Ag Secretary Funds Bird Flu Control and Prevention
WASHINGTON, DC, May 14, 2004 (ENS) - The U.S. Department of Agriculture is spending $13.7 million to address avian influenza. Part of the funding, $10.8 million, will be used to develop a national low pathogenic avian influenza control and prevention program, said Agriculture Secretary Ann Veneman as she transferred the funds to implement the program out of the Commodity Credit Corporation on Wednesday. Low pathogenic avian influenza (LPAI) was identified this year in poultry flocks in Delaware and Maryland. It is a different strain from the virulent bird flu that swept across Asia earlier this year, killing at least 20 people and resulting in the loss of more than 100 million poultry, but still Veneman says poultry in the United States will be safer with this program in place. “This program will address biosecurity and monitoring issues within the commercial poultry industry and the live bird market system to safeguard poultry in the United States from the effects of avian influenza,” said Veneman. As part of this national LPAI program, officials with the Animal and Plant Health Inspection Service (APHIS) National Poultry Improvement Plan (NPIP) will develop and implement a monitoring system for the H5 and H7 strains of LPAI in the broiler, turkey and egg layer industries. APHIS will also create a set of standards for states to use in ensuring live bird markets are regulated in a uniform fashion. APHIS will utilize $2.9 million to assist Texas with the disposal, surveillance and indemnification costs associated with the February outbreak of high pathogenic avian influenza (HPAI). This outbreak led to the destruction of more than 9,000 chickens and more than 30 countries suspending poultry trade with all or part of the United States. This was the first outbreak of the disease in this country in 20 years. Avian influenza (AI) viruses are classified into 15 subtypes. LPAI viruses cause few clinical signs in infected birds, constitute the vast majority of AI viruses and are endemic to the United States. However, low pathogenic H5 and H7 viruses can mutate into a highly pathogenic form under field conditions and can strike without warning.
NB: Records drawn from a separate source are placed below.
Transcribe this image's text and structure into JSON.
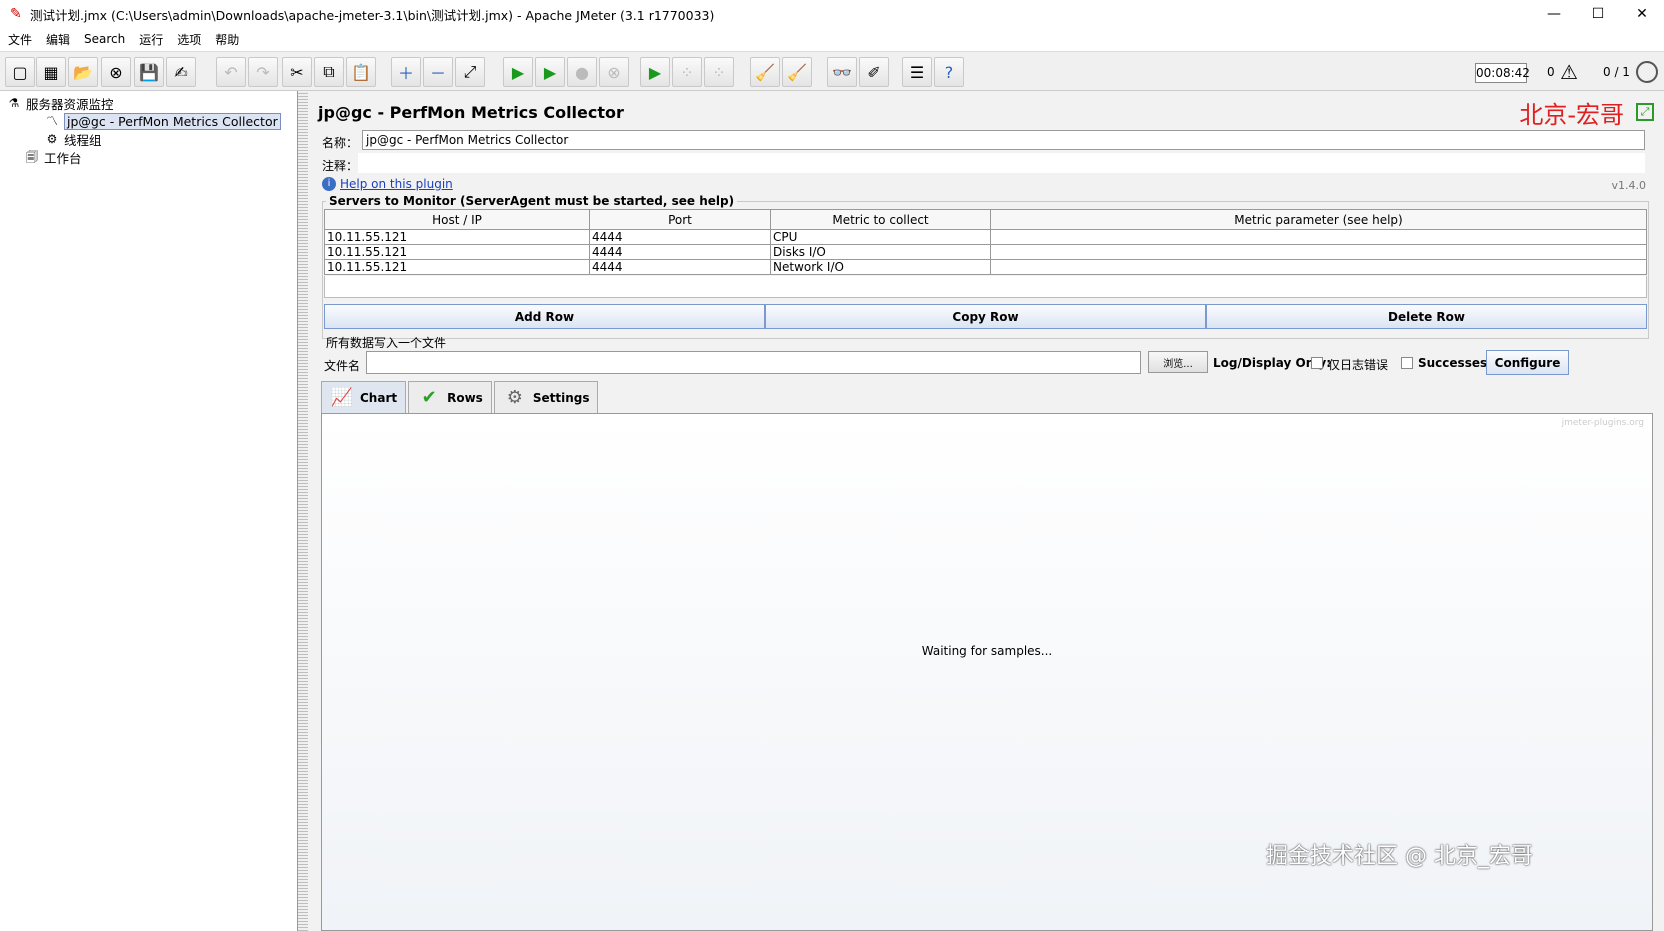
{
  "window": {
    "title": "测试计划.jmx (C:\\Users\\admin\\Downloads\\apache-jmeter-3.1\\bin\\测试计划.jmx) - Apache JMeter (3.1 r1770033)",
    "minimize": "—",
    "maximize": "☐",
    "close": "✕"
  },
  "menu": [
    "文件",
    "编辑",
    "Search",
    "运行",
    "选项",
    "帮助"
  ],
  "status": {
    "timer": "00:08:42",
    "errors": "0",
    "threads": "0 / 1"
  },
  "tree": {
    "root": "服务器资源监控",
    "selected": "jp@gc - PerfMon Metrics Collector",
    "thread_group": "线程组",
    "workbench": "工作台"
  },
  "panel": {
    "title": "jp@gc - PerfMon Metrics Collector",
    "watermark": "北京-宏哥",
    "name_label": "名称：",
    "name_value": "jp@gc - PerfMon Metrics Collector",
    "comment_label": "注释：",
    "help_link": "Help on this plugin",
    "version": "v1.4.0"
  },
  "servers": {
    "legend": "Servers to Monitor (ServerAgent must be started, see help)",
    "columns": [
      "Host / IP",
      "Port",
      "Metric to collect",
      "Metric parameter (see help)"
    ],
    "rows": [
      [
        "10.11.55.121",
        "4444",
        "CPU",
        ""
      ],
      [
        "10.11.55.121",
        "4444",
        "Disks I/O",
        ""
      ],
      [
        "10.11.55.121",
        "4444",
        "Network I/O",
        ""
      ]
    ],
    "add_row": "Add Row",
    "copy_row": "Copy Row",
    "delete_row": "Delete Row"
  },
  "file": {
    "legend": "所有数据写入一个文件",
    "label": "文件名",
    "value": "",
    "browse": "浏览...",
    "log_display_only": "Log/Display Only:",
    "errors_only": "仅日志错误",
    "successes": "Successes",
    "configure": "Configure"
  },
  "tabs": [
    "Chart",
    "Rows",
    "Settings"
  ],
  "chart": {
    "credit": "jmeter-plugins.org",
    "waiting": "Waiting for samples..."
  },
  "footer_watermark": "掘金技术社区 @ 北京_宏哥"
}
Once introduced, the disease can spread from bird to bird by direct contact. Bird flu viruses also can be spread by manure, equipment, vehicles, egg flats, crates and people whose clothing or shoes have come in contact with the virus. AI viruses can remain viable at moderate temperatures for long periods in the environment and can survive indefinitely in frozen material. One gram of contaminated manure can potentially infect one million birds, the USDA says.